Here are some question that some of you have been asking with their respective answers, we will keep this wiki growing with more details as we get more questions from you all.
The GPU tessellation that we do is only supported by cards that are DirectX 11.0 compatible or higher. Since the user’s card is DirectX 10 it unfortunately does not support our tessellation shaders.
QVision5 does however still have improvements in the area of spline surfaces that are stroked on the CPU. Our overall stroking algorithm for these surfaces has improved and has also been multi-threaded so the software(CPU) implementation is still faster than it was with QVision3.
Just about anything currently produced, it is DX11 compliant, should be an improvement in performance over an old DX10 graphic card. Even a generation or 2 old $50 consumer graphics has specs superior to those of a professional 6-9 years old, DX10 graphic card. Matching this with a CPU of the same generation means that any of one or two generation old system would deliver an improvement in performance.
We are indeed looking into putting more primitive stroking on the GPU wherever it makes sense and are also making improvements to the edged display modes as well. We are also looking at other ways to further improve hardware acceleration performances but it is too early to say anything definite.
Currently MicroStation does not benefit from DX12 and there is currently no speed benefit from running on Windows 10 versus Windows 7. When we do release a DX12 implementation though it will almost certainly run faster than our DX11 implementation (can't give a date yet) and it will only run on Windows 10 since Windows 7 does not support DX12. There are also other intangible benefits from running on Windows 10 as we would think that this is where graphics card manufacturers are putting the majority of their efforts for their drivers. As for Vega, we are assuming that the user is talking about AMD’s upcoming Vega GPU. It’s too early to tell whether anything it touts will be of specific benefit to us or not. Thinking about an upgrade, if the intention is to keep the new system for several years, we would consider a DX12 capable configuration.

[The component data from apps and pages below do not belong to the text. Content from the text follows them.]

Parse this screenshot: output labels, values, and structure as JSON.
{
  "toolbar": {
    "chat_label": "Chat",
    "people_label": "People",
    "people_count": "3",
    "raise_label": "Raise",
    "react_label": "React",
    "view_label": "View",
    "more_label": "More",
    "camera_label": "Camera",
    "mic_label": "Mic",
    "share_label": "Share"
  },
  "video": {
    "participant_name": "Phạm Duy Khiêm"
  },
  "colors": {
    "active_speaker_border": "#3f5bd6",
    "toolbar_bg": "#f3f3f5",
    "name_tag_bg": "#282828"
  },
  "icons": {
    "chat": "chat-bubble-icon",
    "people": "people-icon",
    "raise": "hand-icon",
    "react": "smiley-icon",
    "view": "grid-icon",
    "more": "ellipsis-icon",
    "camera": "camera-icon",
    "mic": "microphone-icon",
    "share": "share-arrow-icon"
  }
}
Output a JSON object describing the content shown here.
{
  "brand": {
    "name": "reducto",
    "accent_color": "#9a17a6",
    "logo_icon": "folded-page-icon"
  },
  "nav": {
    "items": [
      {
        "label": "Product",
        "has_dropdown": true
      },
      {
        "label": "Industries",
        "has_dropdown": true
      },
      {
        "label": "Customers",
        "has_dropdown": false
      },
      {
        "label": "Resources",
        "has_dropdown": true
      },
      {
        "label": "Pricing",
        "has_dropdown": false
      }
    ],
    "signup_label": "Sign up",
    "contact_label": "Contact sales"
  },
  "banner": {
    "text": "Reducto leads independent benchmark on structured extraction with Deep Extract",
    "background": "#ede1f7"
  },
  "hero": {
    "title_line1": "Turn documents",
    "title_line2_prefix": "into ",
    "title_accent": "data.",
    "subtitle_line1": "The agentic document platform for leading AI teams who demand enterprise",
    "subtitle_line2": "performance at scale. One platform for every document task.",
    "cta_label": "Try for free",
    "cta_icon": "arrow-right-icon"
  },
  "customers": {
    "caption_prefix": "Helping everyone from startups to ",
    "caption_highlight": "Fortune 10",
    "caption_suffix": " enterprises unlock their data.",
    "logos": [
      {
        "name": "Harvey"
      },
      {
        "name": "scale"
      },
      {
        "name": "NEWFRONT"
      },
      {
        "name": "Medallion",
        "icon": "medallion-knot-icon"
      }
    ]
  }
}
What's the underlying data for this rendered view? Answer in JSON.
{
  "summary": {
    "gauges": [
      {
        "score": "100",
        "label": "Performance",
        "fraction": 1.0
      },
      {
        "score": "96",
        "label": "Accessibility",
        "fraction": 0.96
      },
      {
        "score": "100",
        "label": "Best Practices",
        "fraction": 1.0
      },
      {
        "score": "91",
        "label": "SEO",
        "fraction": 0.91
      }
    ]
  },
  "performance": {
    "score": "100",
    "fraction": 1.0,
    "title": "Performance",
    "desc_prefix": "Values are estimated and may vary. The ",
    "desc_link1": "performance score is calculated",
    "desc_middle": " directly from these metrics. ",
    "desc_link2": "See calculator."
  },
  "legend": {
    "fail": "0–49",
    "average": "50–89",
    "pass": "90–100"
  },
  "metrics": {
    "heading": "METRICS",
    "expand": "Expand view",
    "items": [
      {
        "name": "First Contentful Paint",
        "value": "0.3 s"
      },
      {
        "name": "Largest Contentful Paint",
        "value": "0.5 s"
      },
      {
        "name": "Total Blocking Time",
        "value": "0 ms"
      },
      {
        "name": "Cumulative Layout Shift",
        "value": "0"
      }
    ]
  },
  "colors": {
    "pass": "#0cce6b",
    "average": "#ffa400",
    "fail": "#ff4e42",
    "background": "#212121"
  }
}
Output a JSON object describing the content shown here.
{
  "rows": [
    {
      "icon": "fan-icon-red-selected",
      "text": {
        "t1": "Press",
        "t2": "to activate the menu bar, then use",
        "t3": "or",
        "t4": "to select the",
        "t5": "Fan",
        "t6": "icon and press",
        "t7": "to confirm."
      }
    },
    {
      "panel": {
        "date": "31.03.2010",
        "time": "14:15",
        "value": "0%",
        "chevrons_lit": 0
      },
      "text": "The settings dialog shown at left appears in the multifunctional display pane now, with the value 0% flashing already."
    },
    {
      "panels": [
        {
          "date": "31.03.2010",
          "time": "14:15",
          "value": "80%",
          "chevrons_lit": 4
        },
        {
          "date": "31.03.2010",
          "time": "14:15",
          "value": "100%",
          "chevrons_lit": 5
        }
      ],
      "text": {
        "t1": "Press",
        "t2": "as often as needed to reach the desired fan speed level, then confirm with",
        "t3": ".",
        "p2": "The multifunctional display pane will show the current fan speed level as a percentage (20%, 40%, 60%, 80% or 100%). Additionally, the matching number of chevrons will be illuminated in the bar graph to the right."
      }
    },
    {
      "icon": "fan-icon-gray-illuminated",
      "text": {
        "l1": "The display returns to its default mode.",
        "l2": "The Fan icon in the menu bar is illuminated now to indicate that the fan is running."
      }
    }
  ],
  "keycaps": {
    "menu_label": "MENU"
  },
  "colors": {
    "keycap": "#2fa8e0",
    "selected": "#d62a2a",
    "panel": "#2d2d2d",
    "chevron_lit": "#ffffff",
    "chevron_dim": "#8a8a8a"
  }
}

As far as the load goes, it all depends on the balance of the GPU to the CPU and what types of geometry are being drawn. Most of our older implementations were designed to run on just about any type of hardware, so if you have a decent GPU running on a so-so CPU and you’re not doing any tessellation on the GPU, then yes, the usage of the GPU is going to be pretty minimal, and what there is of it is not going to be exposed much. Even without GPU tessellation though, if you’re drawing large meshes of data, then you’ll get a higher use out of the GPU. If you are drawing lots of little things, there’s more overhead per object, so a beefier GPU isn’t going to do a lot for you. When you start talking about newer hardware though, where we can do tessellation on the GPU, then the beefier the better. A model that is doing a lot of GPU tessellation can give you the opposite effect and cause your GPU to become the bottleneck, not the CPU. Ideally we want the CPU and GPU to be equally busy, but with so many hardware configurations possible it’s not possible to tune things for every situation.